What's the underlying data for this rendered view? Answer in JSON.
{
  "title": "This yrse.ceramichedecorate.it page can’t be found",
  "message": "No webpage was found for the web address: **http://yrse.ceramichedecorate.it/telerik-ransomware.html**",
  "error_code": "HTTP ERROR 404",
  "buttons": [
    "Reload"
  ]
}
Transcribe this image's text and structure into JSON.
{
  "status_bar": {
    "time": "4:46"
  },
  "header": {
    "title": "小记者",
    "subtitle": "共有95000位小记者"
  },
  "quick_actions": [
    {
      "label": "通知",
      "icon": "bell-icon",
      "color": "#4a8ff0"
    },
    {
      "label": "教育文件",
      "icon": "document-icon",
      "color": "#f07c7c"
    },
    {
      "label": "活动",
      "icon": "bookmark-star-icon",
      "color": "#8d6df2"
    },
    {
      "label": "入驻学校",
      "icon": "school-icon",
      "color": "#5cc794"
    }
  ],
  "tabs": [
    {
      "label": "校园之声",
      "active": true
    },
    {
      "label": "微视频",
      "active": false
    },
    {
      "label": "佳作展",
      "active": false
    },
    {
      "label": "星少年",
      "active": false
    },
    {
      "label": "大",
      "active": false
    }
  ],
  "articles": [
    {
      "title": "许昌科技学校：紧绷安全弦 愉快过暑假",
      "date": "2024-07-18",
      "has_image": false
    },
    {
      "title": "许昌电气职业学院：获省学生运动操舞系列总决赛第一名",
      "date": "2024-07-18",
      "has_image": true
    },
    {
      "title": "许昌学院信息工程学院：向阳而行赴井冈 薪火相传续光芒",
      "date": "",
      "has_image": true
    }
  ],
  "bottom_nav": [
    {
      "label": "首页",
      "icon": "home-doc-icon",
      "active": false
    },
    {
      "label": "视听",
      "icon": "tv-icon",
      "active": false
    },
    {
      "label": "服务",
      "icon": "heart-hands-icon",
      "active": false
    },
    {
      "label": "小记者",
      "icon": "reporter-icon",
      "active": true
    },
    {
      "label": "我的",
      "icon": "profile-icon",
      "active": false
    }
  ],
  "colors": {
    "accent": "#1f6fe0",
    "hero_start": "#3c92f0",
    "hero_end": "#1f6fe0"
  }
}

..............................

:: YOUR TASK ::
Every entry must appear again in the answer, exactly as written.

:: THE COMPLETED TASK ::
What's the underlying data for this rendered view? Answer in JSON.
{
  "title": "This yrse.ceramichedecorate.it page can’t be found",
  "message": "No webpage was found for the web address: **http://yrse.ceramichedecorate.it/telerik-ransomware.html**",
  "error_code": "HTTP ERROR 404",
  "buttons": [
    "Reload"
  ]
}
Transcribe this image's text and structure into JSON.
{
  "status_bar": {
    "time": "4:46"
  },
  "header": {
    "title": "小记者",
    "subtitle": "共有95000位小记者"
  },
  "quick_actions": [
    {
      "label": "通知",
      "icon": "bell-icon",
      "color": "#4a8ff0"
    },
    {
      "label": "教育文件",
      "icon": "document-icon",
      "color": "#f07c7c"
    },
    {
      "label": "活动",
      "icon": "bookmark-star-icon",
      "color": "#8d6df2"
    },
    {
      "label": "入驻学校",
      "icon": "school-icon",
      "color": "#5cc794"
    }
  ],
  "tabs": [
    {
      "label": "校园之声",
      "active": true
    },
    {
      "label": "微视频",
      "active": false
    },
    {
      "label": "佳作展",
      "active": false
    },
    {
      "label": "星少年",
      "active": false
    },
    {
      "label": "大",
      "active": false
    }
  ],
  "articles": [
    {
      "title": "许昌科技学校：紧绷安全弦 愉快过暑假",
      "date": "2024-07-18",
      "has_image": false
    },
    {
      "title": "许昌电气职业学院：获省学生运动操舞系列总决赛第一名",
      "date": "2024-07-18",
      "has_image": true
    },
    {
      "title": "许昌学院信息工程学院：向阳而行赴井冈 薪火相传续光芒",
      "date": "",
      "has_image": true
    }
  ],
  "bottom_nav": [
    {
      "label": "首页",
      "icon": "home-doc-icon",
      "active": false
    },
    {
      "label": "视听",
      "icon": "tv-icon",
      "active": false
    },
    {
      "label": "服务",
      "icon": "heart-hands-icon",
      "active": false
    },
    {
      "label": "小记者",
      "icon": "reporter-icon",
      "active": true
    },
    {
      "label": "我的",
      "icon": "profile-icon",
      "active": false
    }
  ],
  "colors": {
    "accent": "#1f6fe0",
    "hero_start": "#3c92f0",
    "hero_end": "#1f6fe0"
  }
}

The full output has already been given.